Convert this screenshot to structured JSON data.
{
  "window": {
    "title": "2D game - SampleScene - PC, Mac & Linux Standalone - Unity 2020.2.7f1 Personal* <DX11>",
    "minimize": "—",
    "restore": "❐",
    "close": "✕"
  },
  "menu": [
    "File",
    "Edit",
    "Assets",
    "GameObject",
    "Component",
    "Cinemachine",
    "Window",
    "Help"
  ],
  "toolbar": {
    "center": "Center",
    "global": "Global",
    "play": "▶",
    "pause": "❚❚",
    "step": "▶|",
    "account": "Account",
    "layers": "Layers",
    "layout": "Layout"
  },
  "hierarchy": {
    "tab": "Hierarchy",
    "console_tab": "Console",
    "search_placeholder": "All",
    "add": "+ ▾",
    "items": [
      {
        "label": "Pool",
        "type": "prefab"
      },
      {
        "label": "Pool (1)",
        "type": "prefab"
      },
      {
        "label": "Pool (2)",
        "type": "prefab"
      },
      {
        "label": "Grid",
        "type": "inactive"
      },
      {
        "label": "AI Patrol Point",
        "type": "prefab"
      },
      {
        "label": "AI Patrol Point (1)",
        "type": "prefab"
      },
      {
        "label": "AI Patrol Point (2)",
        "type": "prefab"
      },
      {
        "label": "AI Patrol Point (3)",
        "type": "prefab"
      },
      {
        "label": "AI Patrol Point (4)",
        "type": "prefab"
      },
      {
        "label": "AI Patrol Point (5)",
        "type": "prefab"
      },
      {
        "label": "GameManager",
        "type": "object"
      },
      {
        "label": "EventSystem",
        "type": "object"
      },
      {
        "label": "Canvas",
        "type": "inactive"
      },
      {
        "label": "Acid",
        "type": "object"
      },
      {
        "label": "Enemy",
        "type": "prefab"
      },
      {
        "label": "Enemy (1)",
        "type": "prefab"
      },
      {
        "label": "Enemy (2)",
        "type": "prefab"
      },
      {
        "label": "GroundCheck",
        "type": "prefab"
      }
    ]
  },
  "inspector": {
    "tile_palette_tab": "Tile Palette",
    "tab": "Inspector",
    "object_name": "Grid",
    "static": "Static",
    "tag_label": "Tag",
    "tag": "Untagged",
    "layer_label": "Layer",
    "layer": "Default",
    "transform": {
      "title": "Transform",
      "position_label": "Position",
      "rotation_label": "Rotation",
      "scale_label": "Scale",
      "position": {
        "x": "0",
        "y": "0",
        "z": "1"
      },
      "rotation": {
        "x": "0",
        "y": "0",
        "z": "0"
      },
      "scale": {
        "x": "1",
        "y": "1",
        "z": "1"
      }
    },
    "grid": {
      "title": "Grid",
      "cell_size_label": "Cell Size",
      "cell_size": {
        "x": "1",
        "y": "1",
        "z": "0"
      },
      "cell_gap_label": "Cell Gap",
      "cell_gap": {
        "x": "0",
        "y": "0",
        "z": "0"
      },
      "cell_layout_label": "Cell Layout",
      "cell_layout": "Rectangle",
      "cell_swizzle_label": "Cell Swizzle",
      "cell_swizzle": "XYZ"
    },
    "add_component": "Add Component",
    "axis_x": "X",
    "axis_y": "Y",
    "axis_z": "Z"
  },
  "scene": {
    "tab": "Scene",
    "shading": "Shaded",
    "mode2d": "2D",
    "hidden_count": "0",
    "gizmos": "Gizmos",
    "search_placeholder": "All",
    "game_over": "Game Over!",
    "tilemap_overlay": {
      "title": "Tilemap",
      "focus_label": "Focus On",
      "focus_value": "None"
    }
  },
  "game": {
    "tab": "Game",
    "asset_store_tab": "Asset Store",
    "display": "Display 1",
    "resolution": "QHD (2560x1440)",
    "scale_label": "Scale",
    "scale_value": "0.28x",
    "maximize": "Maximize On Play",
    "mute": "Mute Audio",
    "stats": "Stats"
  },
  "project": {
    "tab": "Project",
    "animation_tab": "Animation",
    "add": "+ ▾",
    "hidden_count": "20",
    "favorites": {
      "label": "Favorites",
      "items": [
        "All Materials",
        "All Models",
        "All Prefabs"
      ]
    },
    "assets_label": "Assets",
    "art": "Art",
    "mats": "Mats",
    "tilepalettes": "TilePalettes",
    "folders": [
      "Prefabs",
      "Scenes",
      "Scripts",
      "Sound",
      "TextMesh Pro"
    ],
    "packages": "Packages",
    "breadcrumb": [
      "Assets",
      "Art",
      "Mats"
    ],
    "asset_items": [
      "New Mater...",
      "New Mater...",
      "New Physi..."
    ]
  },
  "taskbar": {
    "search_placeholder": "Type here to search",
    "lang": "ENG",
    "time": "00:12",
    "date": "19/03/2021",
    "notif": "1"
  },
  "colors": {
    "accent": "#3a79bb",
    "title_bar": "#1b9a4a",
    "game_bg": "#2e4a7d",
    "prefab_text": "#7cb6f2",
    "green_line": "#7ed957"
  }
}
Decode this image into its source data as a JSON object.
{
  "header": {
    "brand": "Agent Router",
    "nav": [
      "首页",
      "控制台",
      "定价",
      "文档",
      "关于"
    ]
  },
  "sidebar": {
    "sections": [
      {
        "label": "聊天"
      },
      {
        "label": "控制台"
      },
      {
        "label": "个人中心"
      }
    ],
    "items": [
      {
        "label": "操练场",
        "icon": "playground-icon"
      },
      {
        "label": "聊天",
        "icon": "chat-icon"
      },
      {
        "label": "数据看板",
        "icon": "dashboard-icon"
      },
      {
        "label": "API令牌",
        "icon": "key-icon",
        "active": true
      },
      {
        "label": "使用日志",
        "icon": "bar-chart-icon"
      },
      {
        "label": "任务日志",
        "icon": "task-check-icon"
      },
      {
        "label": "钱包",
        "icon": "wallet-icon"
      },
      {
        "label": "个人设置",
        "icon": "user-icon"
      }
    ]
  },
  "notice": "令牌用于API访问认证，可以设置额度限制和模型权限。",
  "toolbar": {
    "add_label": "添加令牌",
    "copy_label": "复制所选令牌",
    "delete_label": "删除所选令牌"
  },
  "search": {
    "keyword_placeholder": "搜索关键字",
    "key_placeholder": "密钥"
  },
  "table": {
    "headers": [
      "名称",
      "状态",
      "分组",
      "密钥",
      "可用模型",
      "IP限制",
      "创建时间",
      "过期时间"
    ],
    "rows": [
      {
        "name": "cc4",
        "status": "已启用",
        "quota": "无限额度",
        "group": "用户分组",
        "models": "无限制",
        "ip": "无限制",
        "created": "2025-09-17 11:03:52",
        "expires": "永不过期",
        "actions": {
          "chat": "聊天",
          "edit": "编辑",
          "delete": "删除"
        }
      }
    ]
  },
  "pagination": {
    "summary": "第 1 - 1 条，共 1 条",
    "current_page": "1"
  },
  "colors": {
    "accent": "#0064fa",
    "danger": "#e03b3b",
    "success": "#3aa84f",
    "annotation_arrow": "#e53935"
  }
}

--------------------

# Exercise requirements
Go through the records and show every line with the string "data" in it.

# Answer area
Convert this screenshot to structured JSON data.
Decode this image into its source data as a JSON object.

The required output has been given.